■ **Input data**:
-- Opening Marker --
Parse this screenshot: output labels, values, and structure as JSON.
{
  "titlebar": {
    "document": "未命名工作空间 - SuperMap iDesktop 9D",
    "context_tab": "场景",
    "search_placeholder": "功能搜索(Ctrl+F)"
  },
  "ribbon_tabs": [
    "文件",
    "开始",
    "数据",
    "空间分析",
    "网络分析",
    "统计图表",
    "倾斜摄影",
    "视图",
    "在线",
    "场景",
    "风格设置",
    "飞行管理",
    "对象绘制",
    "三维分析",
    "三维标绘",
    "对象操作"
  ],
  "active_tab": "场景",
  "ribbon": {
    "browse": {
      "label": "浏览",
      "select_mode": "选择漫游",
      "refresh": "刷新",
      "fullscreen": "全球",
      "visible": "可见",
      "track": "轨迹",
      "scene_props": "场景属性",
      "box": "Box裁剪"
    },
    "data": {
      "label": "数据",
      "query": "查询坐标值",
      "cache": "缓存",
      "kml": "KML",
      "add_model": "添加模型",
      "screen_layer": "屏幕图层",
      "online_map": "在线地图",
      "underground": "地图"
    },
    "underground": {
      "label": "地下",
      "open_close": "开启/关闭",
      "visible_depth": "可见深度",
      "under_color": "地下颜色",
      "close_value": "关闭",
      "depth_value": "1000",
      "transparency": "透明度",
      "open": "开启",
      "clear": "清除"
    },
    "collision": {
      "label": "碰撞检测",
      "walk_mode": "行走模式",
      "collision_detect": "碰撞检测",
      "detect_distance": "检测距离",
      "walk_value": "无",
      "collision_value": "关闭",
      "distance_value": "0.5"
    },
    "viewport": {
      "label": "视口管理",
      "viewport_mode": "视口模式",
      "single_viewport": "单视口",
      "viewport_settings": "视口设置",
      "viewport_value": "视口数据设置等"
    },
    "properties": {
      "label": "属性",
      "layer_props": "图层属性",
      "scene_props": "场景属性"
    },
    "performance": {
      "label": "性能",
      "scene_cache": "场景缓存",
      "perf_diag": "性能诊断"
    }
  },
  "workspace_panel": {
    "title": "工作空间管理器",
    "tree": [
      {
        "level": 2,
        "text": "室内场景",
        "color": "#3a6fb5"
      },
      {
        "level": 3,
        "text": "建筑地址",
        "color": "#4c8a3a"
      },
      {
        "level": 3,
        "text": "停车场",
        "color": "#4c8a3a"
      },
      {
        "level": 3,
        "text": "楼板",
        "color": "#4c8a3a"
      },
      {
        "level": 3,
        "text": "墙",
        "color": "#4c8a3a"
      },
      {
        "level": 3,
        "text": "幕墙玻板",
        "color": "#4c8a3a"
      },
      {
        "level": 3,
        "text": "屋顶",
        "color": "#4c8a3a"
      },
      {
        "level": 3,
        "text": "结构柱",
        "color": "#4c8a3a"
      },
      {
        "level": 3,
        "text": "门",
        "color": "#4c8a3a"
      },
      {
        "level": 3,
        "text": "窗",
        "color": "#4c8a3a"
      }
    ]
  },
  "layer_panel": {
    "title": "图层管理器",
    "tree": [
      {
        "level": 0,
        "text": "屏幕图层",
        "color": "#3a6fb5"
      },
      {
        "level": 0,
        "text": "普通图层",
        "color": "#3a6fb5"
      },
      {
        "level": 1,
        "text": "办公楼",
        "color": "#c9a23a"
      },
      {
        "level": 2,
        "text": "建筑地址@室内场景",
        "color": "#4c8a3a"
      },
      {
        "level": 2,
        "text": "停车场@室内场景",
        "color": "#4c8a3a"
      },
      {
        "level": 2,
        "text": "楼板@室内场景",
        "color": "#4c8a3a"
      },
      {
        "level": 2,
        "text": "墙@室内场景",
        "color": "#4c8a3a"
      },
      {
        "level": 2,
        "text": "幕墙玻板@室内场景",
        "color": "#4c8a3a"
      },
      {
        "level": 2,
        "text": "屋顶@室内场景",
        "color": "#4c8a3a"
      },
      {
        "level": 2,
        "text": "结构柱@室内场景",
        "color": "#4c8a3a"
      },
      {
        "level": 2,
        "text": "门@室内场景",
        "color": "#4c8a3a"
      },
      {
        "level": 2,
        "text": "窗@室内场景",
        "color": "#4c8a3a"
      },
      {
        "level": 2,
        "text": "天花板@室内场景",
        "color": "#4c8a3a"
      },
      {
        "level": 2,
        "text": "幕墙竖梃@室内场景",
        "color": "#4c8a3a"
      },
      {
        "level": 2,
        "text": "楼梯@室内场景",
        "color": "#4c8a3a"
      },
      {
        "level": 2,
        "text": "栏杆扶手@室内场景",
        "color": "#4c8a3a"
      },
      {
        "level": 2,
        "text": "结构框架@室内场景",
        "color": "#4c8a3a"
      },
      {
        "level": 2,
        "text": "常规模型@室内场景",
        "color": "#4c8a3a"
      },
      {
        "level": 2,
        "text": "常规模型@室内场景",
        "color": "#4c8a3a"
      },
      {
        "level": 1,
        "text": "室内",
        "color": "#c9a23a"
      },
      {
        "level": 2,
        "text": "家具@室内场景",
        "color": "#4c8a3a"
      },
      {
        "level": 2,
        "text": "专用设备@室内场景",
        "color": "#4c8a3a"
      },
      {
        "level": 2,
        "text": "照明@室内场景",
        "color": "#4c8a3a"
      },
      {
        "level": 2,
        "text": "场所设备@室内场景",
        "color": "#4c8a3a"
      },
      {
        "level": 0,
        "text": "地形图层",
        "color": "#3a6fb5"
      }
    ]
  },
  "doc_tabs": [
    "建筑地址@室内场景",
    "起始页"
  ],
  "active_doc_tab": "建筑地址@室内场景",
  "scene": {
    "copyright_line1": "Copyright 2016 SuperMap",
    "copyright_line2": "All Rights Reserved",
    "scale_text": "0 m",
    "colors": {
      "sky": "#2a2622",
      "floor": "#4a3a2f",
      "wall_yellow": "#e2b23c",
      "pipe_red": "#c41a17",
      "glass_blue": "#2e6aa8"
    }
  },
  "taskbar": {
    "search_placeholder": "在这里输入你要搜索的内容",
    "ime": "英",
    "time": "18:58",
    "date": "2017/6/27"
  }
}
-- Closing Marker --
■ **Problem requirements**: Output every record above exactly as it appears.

■ **Response below**:
Parse this screenshot: output labels, values, and structure as JSON.
{
  "titlebar": {
    "document": "未命名工作空间 - SuperMap iDesktop 9D",
    "context_tab": "场景",
    "search_placeholder": "功能搜索(Ctrl+F)"
  },
  "ribbon_tabs": [
    "文件",
    "开始",
    "数据",
    "空间分析",
    "网络分析",
    "统计图表",
    "倾斜摄影",
    "视图",
    "在线",
    "场景",
    "风格设置",
    "飞行管理",
    "对象绘制",
    "三维分析",
    "三维标绘",
    "对象操作"
  ],
  "active_tab": "场景",
  "ribbon": {
    "browse": {
      "label": "浏览",
      "select_mode": "选择漫游",
      "refresh": "刷新",
      "fullscreen": "全球",
      "visible": "可见",
      "track": "轨迹",
      "scene_props": "场景属性",
      "box": "Box裁剪"
    },
    "data": {
      "label": "数据",
      "query": "查询坐标值",
      "cache": "缓存",
      "kml": "KML",
      "add_model": "添加模型",
      "screen_layer": "屏幕图层",
      "online_map": "在线地图",
      "underground": "地图"
    },
    "underground": {
      "label": "地下",
      "open_close": "开启/关闭",
      "visible_depth": "可见深度",
      "under_color": "地下颜色",
      "close_value": "关闭",
      "depth_value": "1000",
      "transparency": "透明度",
      "open": "开启",
      "clear": "清除"
    },
    "collision": {
      "label": "碰撞检测",
      "walk_mode": "行走模式",
      "collision_detect": "碰撞检测",
      "detect_distance": "检测距离",
      "walk_value": "无",
      "collision_value": "关闭",
      "distance_value": "0.5"
    },
    "viewport": {
      "label": "视口管理",
      "viewport_mode": "视口模式",
      "single_viewport": "单视口",
      "viewport_settings": "视口设置",
      "viewport_value": "视口数据设置等"
    },
    "properties": {
      "label": "属性",
      "layer_props": "图层属性",
      "scene_props": "场景属性"
    },
    "performance": {
      "label": "性能",
      "scene_cache": "场景缓存",
      "perf_diag": "性能诊断"
    }
  },
  "workspace_panel": {
    "title": "工作空间管理器",
    "tree": [
      {
        "level": 2,
        "text": "室内场景",
        "color": "#3a6fb5"
      },
      {
        "level": 3,
        "text": "建筑地址",
        "color": "#4c8a3a"
      },
      {
        "level": 3,
        "text": "停车场",
        "color": "#4c8a3a"
      },
      {
        "level": 3,
        "text": "楼板",
        "color": "#4c8a3a"
      },
      {
        "level": 3,
        "text": "墙",
        "color": "#4c8a3a"
      },
      {
        "level": 3,
        "text": "幕墙玻板",
        "color": "#4c8a3a"
      },
      {
        "level": 3,
        "text": "屋顶",
        "color": "#4c8a3a"
      },
      {
        "level": 3,
        "text": "结构柱",
        "color": "#4c8a3a"
      },
      {
        "level": 3,
        "text": "门",
        "color": "#4c8a3a"
      },
      {
        "level": 3,
        "text": "窗",
        "color": "#4c8a3a"
      }
    ]
  },
  "layer_panel": {
    "title": "图层管理器",
    "tree": [
      {
        "level": 0,
        "text": "屏幕图层",
        "color": "#3a6fb5"
      },
      {
        "level": 0,
        "text": "普通图层",
        "color": "#3a6fb5"
      },
      {
        "level": 1,
        "text": "办公楼",
        "color": "#c9a23a"
      },
      {
        "level": 2,
        "text": "建筑地址@室内场景",
        "color": "#4c8a3a"
      },
      {
        "level": 2,
        "text": "停车场@室内场景",
        "color": "#4c8a3a"
      },
      {
        "level": 2,
        "text": "楼板@室内场景",
        "color": "#4c8a3a"
      },
      {
        "level": 2,
        "text": "墙@室内场景",
        "color": "#4c8a3a"
      },
      {
        "level": 2,
        "text": "幕墙玻板@室内场景",
        "color": "#4c8a3a"
      },
      {
        "level": 2,
        "text": "屋顶@室内场景",
        "color": "#4c8a3a"
      },
      {
        "level": 2,
        "text": "结构柱@室内场景",
        "color": "#4c8a3a"
      },
      {
        "level": 2,
        "text": "门@室内场景",
        "color": "#4c8a3a"
      },
      {
        "level": 2,
        "text": "窗@室内场景",
        "color": "#4c8a3a"
      },
      {
        "level": 2,
        "text": "天花板@室内场景",
        "color": "#4c8a3a"
      },
      {
        "level": 2,
        "text": "幕墙竖梃@室内场景",
        "color": "#4c8a3a"
      },
      {
        "level": 2,
        "text": "楼梯@室内场景",
        "color": "#4c8a3a"
      },
      {
        "level": 2,
        "text": "栏杆扶手@室内场景",
        "color": "#4c8a3a"
      },
      {
        "level": 2,
        "text": "结构框架@室内场景",
        "color": "#4c8a3a"
      },
      {
        "level": 2,
        "text": "常规模型@室内场景",
        "color": "#4c8a3a"
      },
      {
        "level": 2,
        "text": "常规模型@室内场景",
        "color": "#4c8a3a"
      },
      {
        "level": 1,
        "text": "室内",
        "color": "#c9a23a"
      },
      {
        "level": 2,
        "text": "家具@室内场景",
        "color": "#4c8a3a"
      },
      {
        "level": 2,
        "text": "专用设备@室内场景",
        "color": "#4c8a3a"
      },
      {
        "level": 2,
        "text": "照明@室内场景",
        "color": "#4c8a3a"
      },
      {
        "level": 2,
        "text": "场所设备@室内场景",
        "color": "#4c8a3a"
      },
      {
        "level": 0,
        "text": "地形图层",
        "color": "#3a6fb5"
      }
    ]
  },
  "doc_tabs": [
    "建筑地址@室内场景",
    "起始页"
  ],
  "active_doc_tab": "建筑地址@室内场景",
  "scene": {
    "copyright_line1": "Copyright 2016 SuperMap",
    "copyright_line2": "All Rights Reserved",
    "scale_text": "0 m",
    "colors": {
      "sky": "#2a2622",
      "floor": "#4a3a2f",
      "wall_yellow": "#e2b23c",
      "pipe_red": "#c41a17",
      "glass_blue": "#2e6aa8"
    }
  },
  "taskbar": {
    "search_placeholder": "在这里输入你要搜索的内容",
    "ime": "英",
    "time": "18:58",
    "date": "2017/6/27"
  }
}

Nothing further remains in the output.